Even those with enough personal wealth to not worry about SEC restrictions can find it hard to crack into the exclusive club of private shares. As such, a variety of exchanges have emerged -- SharesPost and SecondMarket among them -- to match up buyers with sellers (which often include early VC investors and past or present employees with stock options).

As of July 26, SecondMarket had completed $268 million in private company stock transactions. Since its start in 2008, it has completed 650 transactions for about $750 million.

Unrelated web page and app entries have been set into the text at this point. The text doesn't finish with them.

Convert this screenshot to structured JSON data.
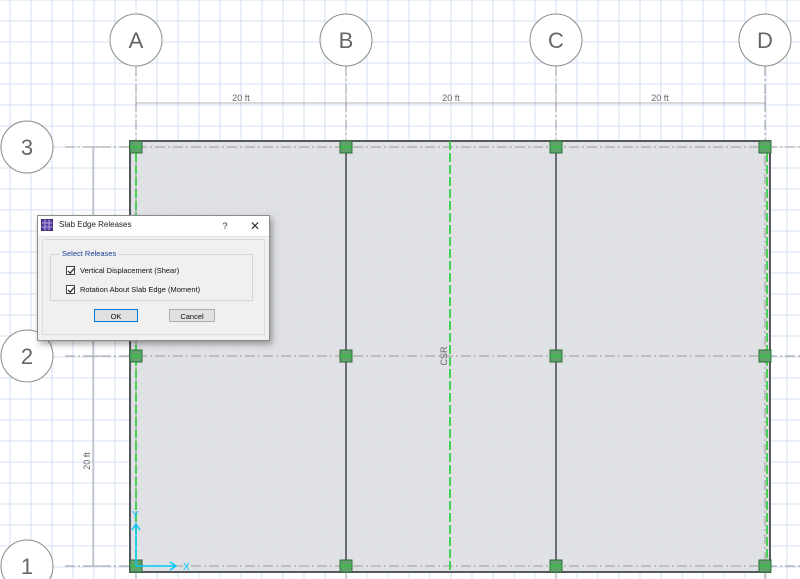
{
  "grid": {
    "columns": [
      "A",
      "B",
      "C",
      "D"
    ],
    "rows": [
      "3",
      "2",
      "1"
    ],
    "spacing_labels": {
      "a_b": "20 ft",
      "b_c": "20 ft",
      "c_d": "20 ft",
      "row_1_2": "20 ft"
    }
  },
  "strip_label": "CSR",
  "axes": {
    "x_label": "X",
    "y_label": "Y"
  },
  "colors": {
    "slab_fill": "#dfe1e5",
    "grid_blue": "#c8d8f0",
    "release_green": "#22cc33",
    "axis_cyan": "#00c8ff"
  },
  "dialog": {
    "title": "Slab Edge Releases",
    "help_label": "?",
    "close_label": "✕",
    "group_label": "Select Releases",
    "options": [
      {
        "label": "Vertical Displacement (Shear)",
        "checked": true
      },
      {
        "label": "Rotation About Slab Edge (Moment)",
        "checked": true
      }
    ],
    "ok_label": "OK",
    "cancel_label": "Cancel"
  }
}
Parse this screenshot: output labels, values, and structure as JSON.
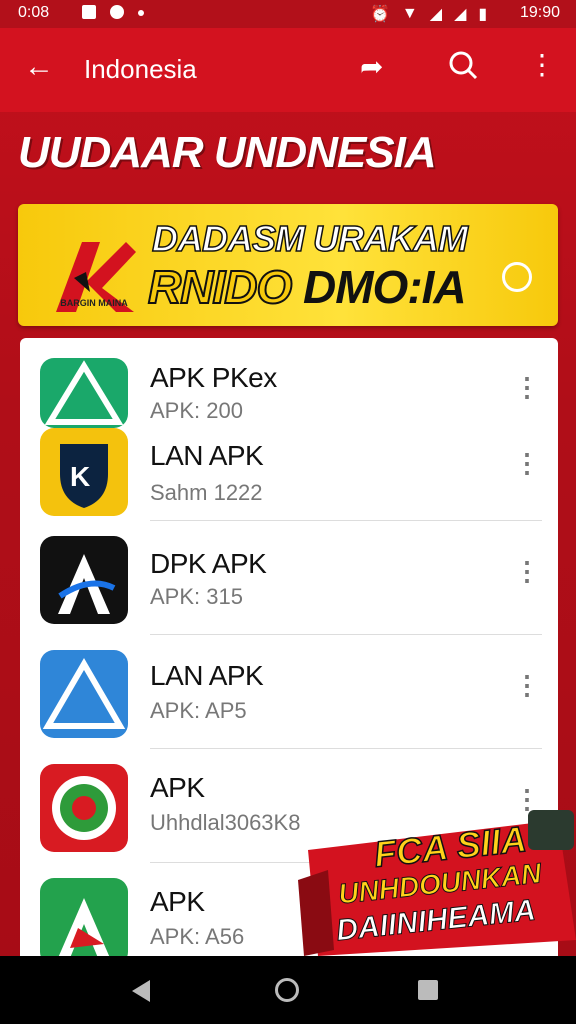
{
  "status_bar": {
    "time": "0:08",
    "clock": "19:90"
  },
  "app_bar": {
    "title": "Indonesia"
  },
  "page_heading": "UUDAAR UNDNESIA",
  "promo": {
    "line1": "DADASM URAKAM",
    "line2_a": "RNIDO",
    "line2_b": "DMO:IA",
    "logo_text": "BARGIN MAINA"
  },
  "apps": [
    {
      "name": "APK PKex",
      "sub": "APK: 200",
      "icon": "triangle-logo-icon",
      "color": "#1aa86a"
    },
    {
      "name": "LAN APK",
      "sub": "Sahm 1222",
      "icon": "k-shield-icon",
      "color": "#f4c20d"
    },
    {
      "name": "DPK APK",
      "sub": "APK: 315",
      "icon": "a-letter-icon",
      "color": "#111111"
    },
    {
      "name": "LAN APK",
      "sub": "APK: AP5",
      "icon": "triangle-logo-icon",
      "color": "#2f86d8"
    },
    {
      "name": "APK",
      "sub": "Uhhdlal3063K8",
      "icon": "emblem-icon",
      "color": "#d81b22"
    },
    {
      "name": "APK",
      "sub": "APK: A56",
      "icon": "a-letter-icon",
      "color": "#23a24d"
    }
  ],
  "corner_badge": {
    "line1": "FCA SIIA",
    "line2": "UNHDOUNKAN",
    "line3": "DAIINIHEAMA"
  },
  "colors": {
    "accent": "#d3121f",
    "banner": "#f7c90c"
  }
}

Far and away, for Q2 of 2011, the hot industry has been consumer Web and social media, for 87.6% of SecondMarket's completed transactions. Retailing and commerce accounted for 5.1% and "business products and services" commanded 7.3% of transactions.

What's hot? According to the company, the most-watched companies on its site are Facebook, Twitter, Groupon, Zynga, Foursquare, Yelp, Dropbox, Gilt Group and LivingSocial.

There is a possibility it will soon be easier for individuals to buy private shares.

In an April 6 letter to U.S. Rep. Darrell Issa, R-Calif., chairman of the Committee on Oversight and Government Reform, SEC Chairman Mary Schapiro responded to his concerns that regulations were stifling investment and, in turn, stalling IPOs.

Among the regulations that could be reconsidered are traditional restrictions and an easing of a requirement that once a company has 500 shareholders it register with the SEC and disclose financial information. (Various loopholes, such as the defined difference between the reporting of a "holder of record" and a "shareholder" have allowed some companies to skirt that requirement.)

Until the rules change, investors need to be leery of any pitch to buy pre-IPO securities directly.

Recently, Finra, the largest independent securities regulator in the U.S., issued a warning that "social media has become the latest hook on which con artists can hang a scam." The regulator warns that "fraudsters dangle the promise of wealth from the sale of 'pre-IPO' shares," pointing to a 2010 federal prosecution against a self-employed securities trader who, claiming he worked for Goldman Sachs, bilked more than 50 U.S. and foreign investors out of more than $9.6 million in a series of pre-IPO scams spanning eight years.

Even the legitimate sale of unregistered shares in private transactions -- often called "private placements" -- can be "fraught with risk, including the fact that you can't be certain the company being touted will actually complete an IPO," the advisory says.

"This means you cannot be sure whether you will ever be able to sell the shares you purchased and ... the fair market value of your shares may be based solely on speculation," Finra adds. "And privately purchased shares typically come with restrictions, such as lock-up periods that prevent you from selling your shares for up to a year even if the company goes public in the interim."

As for fraud, a "promoter might be offering shares he doesn't have or that he acquired in a questionable transaction" and pre-IPO offerings "that target the general public -- especially those that are publicized through 'spam' emails -- often violate the federal securities laws."

At the very least, check on the seller's credentials; a legitimate seller of investments must be properly licensed, and his or her firm registered with Finra, the SEC or a state securities regulator.

-- Written by Joe Mont in Boston.

>To contact the writer of this article, click here: Joe Mont.

RELATED STORIES:

Show Comments

Back to Top